The couple that built the house we live in is no longer living, but they had amazing foresight. Everywhere we look, we can see signs of commitment to excellence.
For instance, the electrical breaker box has every switch labeled. Puzzling for months over the one switch labeled “Worm House”, we searched until we figured out the worm house was actually the chicken house/woodshed.
We knew the worm tables were down there, but we hardly guessed what they were. The industrious ones who built two houses on this property and maintained an enormous garden, were human after all. They fished. They loved having their own source for worms. Or they sold worms. What work went into their lives for a bit of pleasure or a few extra dollars!
The worm tables, consisting of framed, 1/2″ mesh wire, were for sifting out worms, I guess. I know the soil under these tables is uncommonly rich and free of the usual rocks from around here. It makes very good garden dirt and a great side-dressing for those plants that seem to need extra nutrition.
I can imagine a grandchild’s wonder as he watches a shovelful of soil reveal its inhabitants. I can imagine the child’s taking all this culture for granted, walking in such luxury of self-sufficiency, hardly guessing all the work others have put into this place.
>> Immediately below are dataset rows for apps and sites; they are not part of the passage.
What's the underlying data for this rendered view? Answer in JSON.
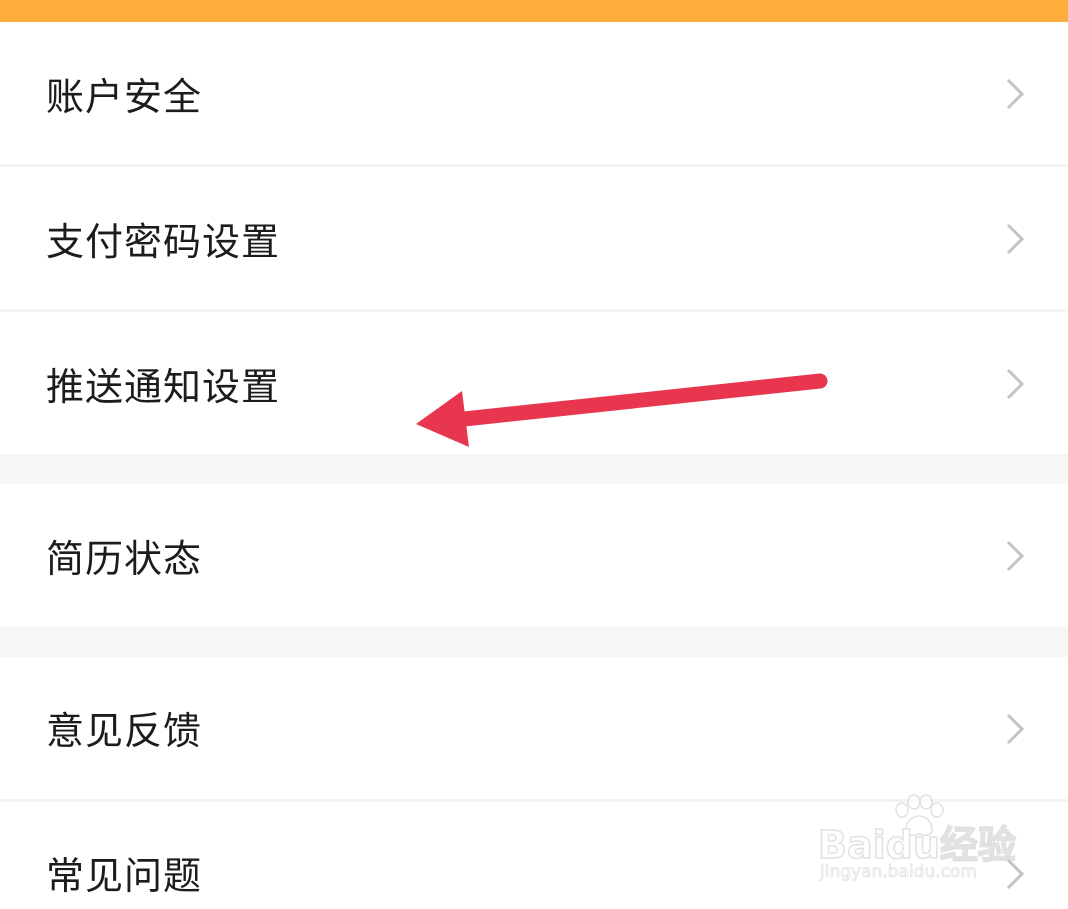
{
  "menu": {
    "items": [
      {
        "label": "账户安全"
      },
      {
        "label": "支付密码设置"
      },
      {
        "label": "推送通知设置"
      },
      {
        "label": "简历状态"
      },
      {
        "label": "意见反馈"
      },
      {
        "label": "常见问题"
      }
    ]
  },
  "annotation": {
    "color": "#e8364f"
  },
  "colors": {
    "top_bar": "#ffad3c",
    "chevron": "#c4c4c4",
    "text": "#1c1c1c"
  },
  "watermark": {
    "brand": "Baidu经验",
    "url": "jingyan.baidu.com"
  }
}
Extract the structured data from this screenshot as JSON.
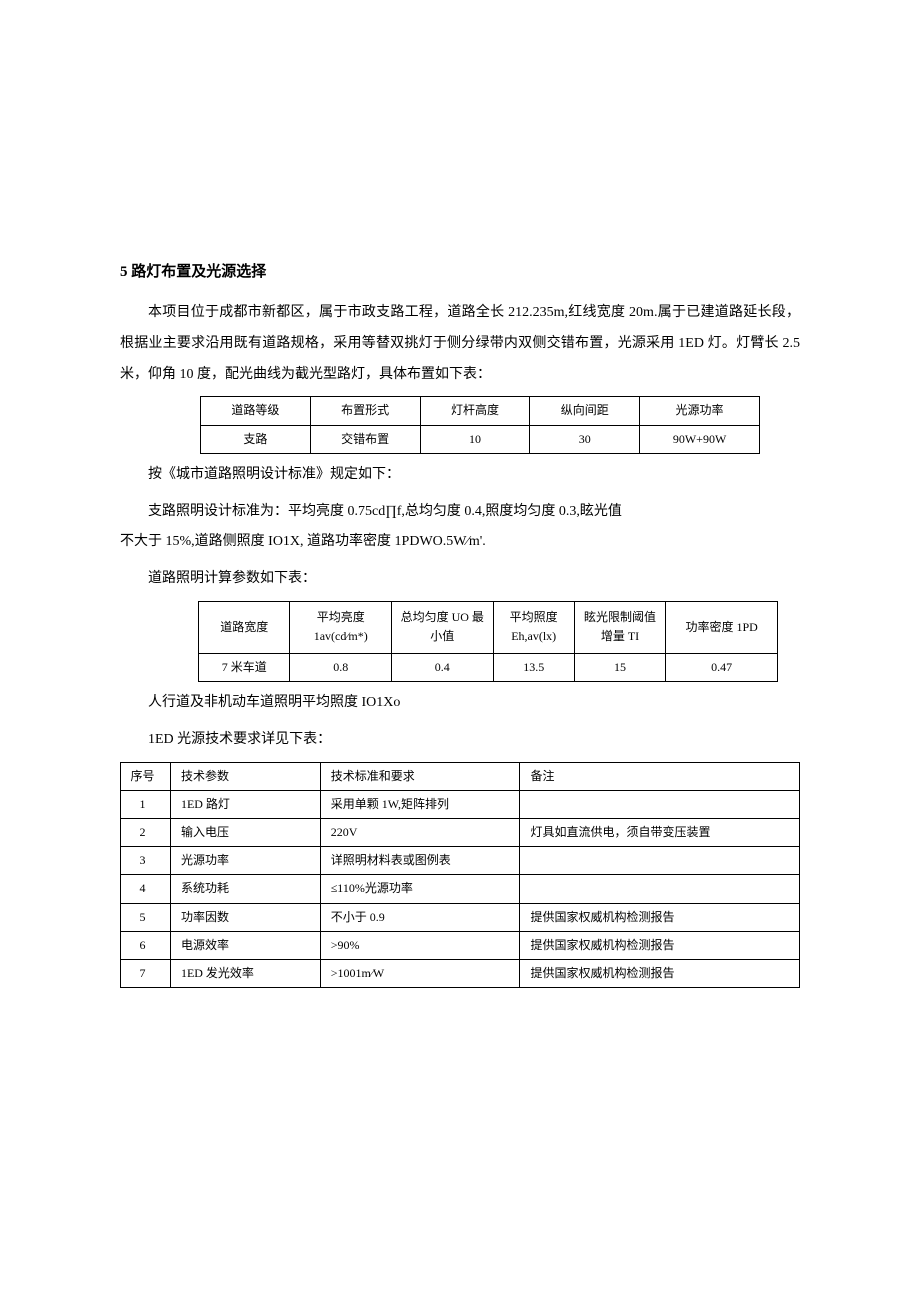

A little like I tend to do, myself.
I say, “Oh, good, a chicken house,” and forget all the work in those rough-hewn boards. I stroll around a pond and never think that someone had to bulldoze it. I retrieve canned goodies from the basement without realizing all the engineering it takes to perch a house over a hole in the ground.
But I want to remember, to think, to realize. I want to be thankful for someone’s foresight, for those who went before and built for those who would come after.
2 thoughts on “It’s a Worm Table!”
Well, thank you for a new thought! I never thought of the previous inhabitants of my home before except that I knew they were the neighbors-across-the-street’s grandparents and that the home was built in the early 20th century before our road existed. We have found bits of their existence — bits of glass and iron in the ground when we went to dig up a garden plot. And there was three sheds on the place which all had to be torn down because they were leaning like the tower of pisa. Once a elm tree blew down during a microburst and the newspaper reporter who came to take a picture said the tree was at least 150 years old. They were amazed that it was the playhouse that got took out and not our cottage. I thank God for that too!
I guess I’m getting old, but I constantly feel the work that went into building this place. The calm and consistent attention to detail around here still amazes me. And I recently found the sister of the original builder, who promises to show me the meaning of some of the mysteries around here, such as a rectangle of concrete out in the pasture…